A Supreme Court ruling this week that permits employers to give job preference to people who continue to work during a strike is one of those unheralded decisions that could have significant consequences.
In its 6-3 ruling, the court decided that strikers who cross picket lines and return to work may be given job preference over more senior workers who stay loyal to their union.Coming at a time when companies are increasingly turning to replacement workers during walkouts, the ruling could cripple the use of strikes as a weapon against employers.
The verdict stems from a 1986 case involving Trans World Airlines flight attendants who attempted to return to work after a 72-day walkout only to find their jobs had been filled.
In writing for the majority, Justice Sandra Day O'Connor said the court could see no reason why "employees who chose not to gamble on the success of the strike should suffer the consequences when the gamble proves unsuccessful."
That makes sense.

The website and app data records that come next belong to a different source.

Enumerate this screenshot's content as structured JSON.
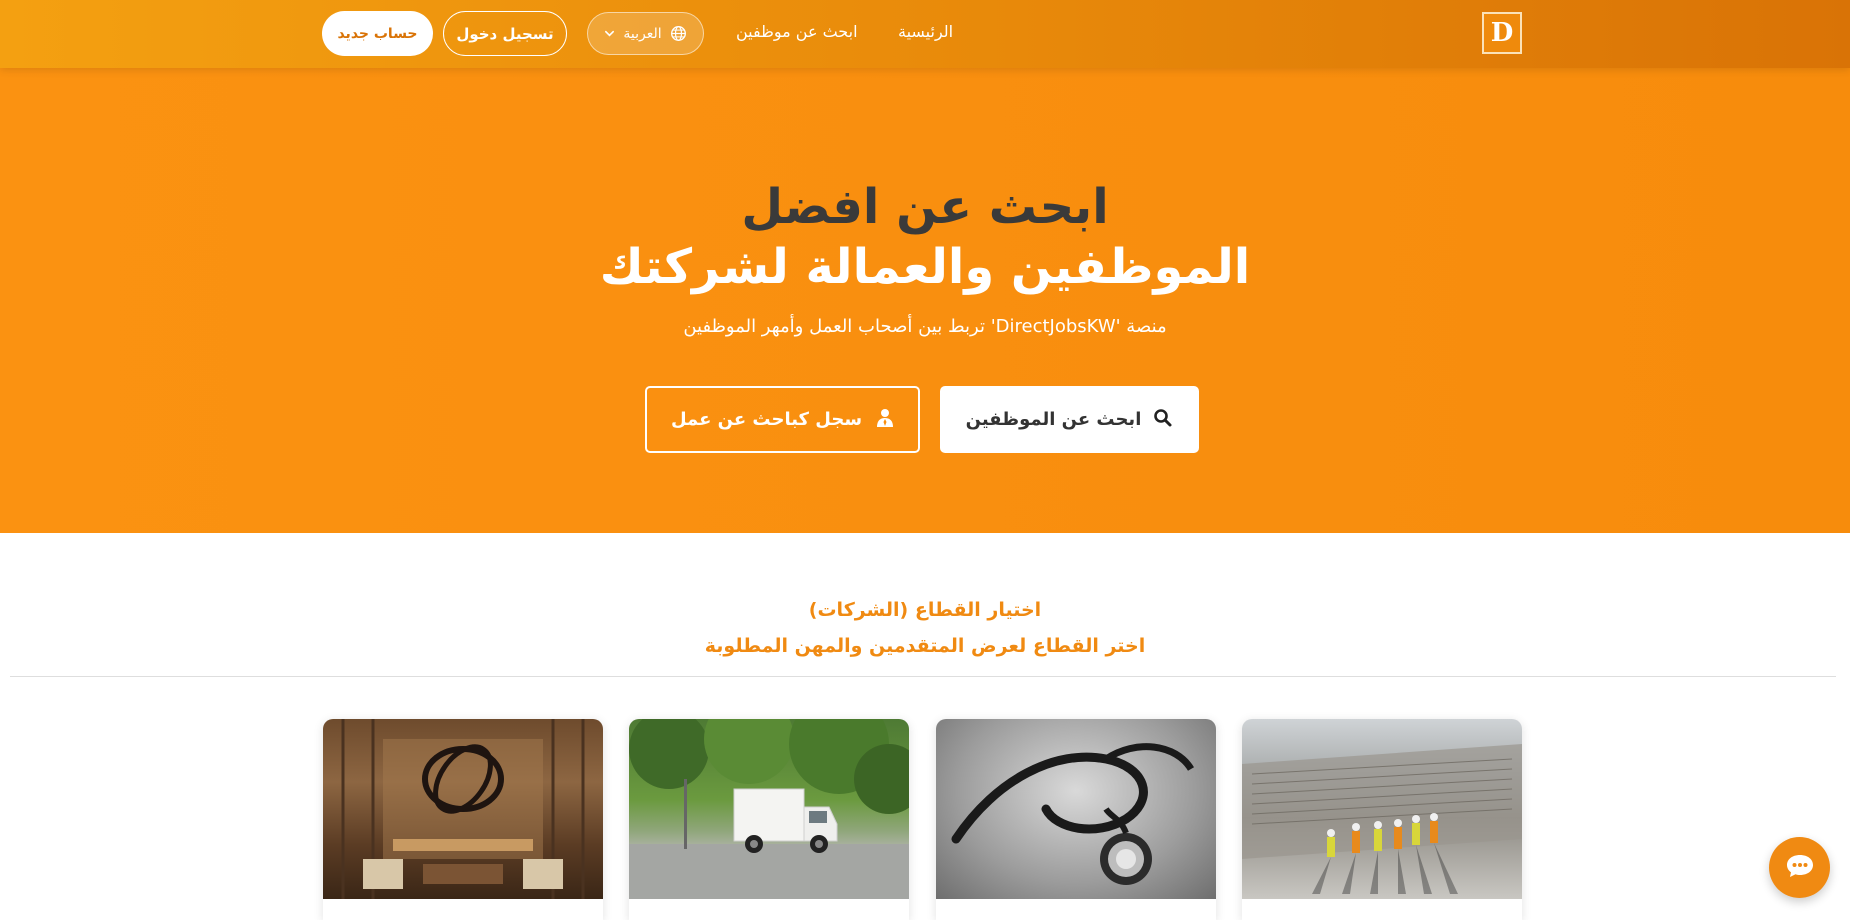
{
  "navbar": {
    "logo_text": "D",
    "home_label": "الرئيسية",
    "find_employees_label": "ابحث عن موظفين",
    "language_label": "العربية",
    "login_label": "تسجيل دخول",
    "signup_label": "حساب جديد"
  },
  "hero": {
    "title_line1": "ابحث عن افضل",
    "title_line2": "الموظفين والعمالة لشركتك",
    "subtitle": "منصة 'DirectJobsKW' تربط بين أصحاب العمل وأمهر الموظفين",
    "search_button_label": "ابحث عن الموظفين",
    "register_button_label": "سجل كباحث عن عمل"
  },
  "sectors": {
    "title": "اختيار القطاع (الشركات)",
    "subtitle": "اختر القطاع لعرض المتقدمين والمهن المطلوبة",
    "cards": [
      {
        "image": "construction-site-photo"
      },
      {
        "image": "stethoscope-photo"
      },
      {
        "image": "delivery-truck-photo"
      },
      {
        "image": "restaurant-interior-photo"
      }
    ]
  },
  "icons": {
    "globe": "globe-icon",
    "chevron": "chevron-down-icon",
    "search": "search-icon",
    "user": "user-icon",
    "chat": "chat-icon"
  },
  "colors": {
    "brand_orange": "#f98f0f",
    "nav_gradient_start": "#f4a011",
    "nav_gradient_end": "#d97306",
    "section_heading": "#f08a12",
    "hero_dark_text": "#3a3a3a"
  }
}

Although dissenting justices expressed fears about the effect the ruling could have on veteran workers who choose to strike, it may be many months before the decision's impact can accurately be gauged.
But deciding that workers have a right not to strike and that employers have a right to maintain operations during a strike, the court may have gone a long way toward preventing crippling shutdowns of the transportation industry, which has been especially vulnerable to walkouts.
That appears to be a step in the right direction.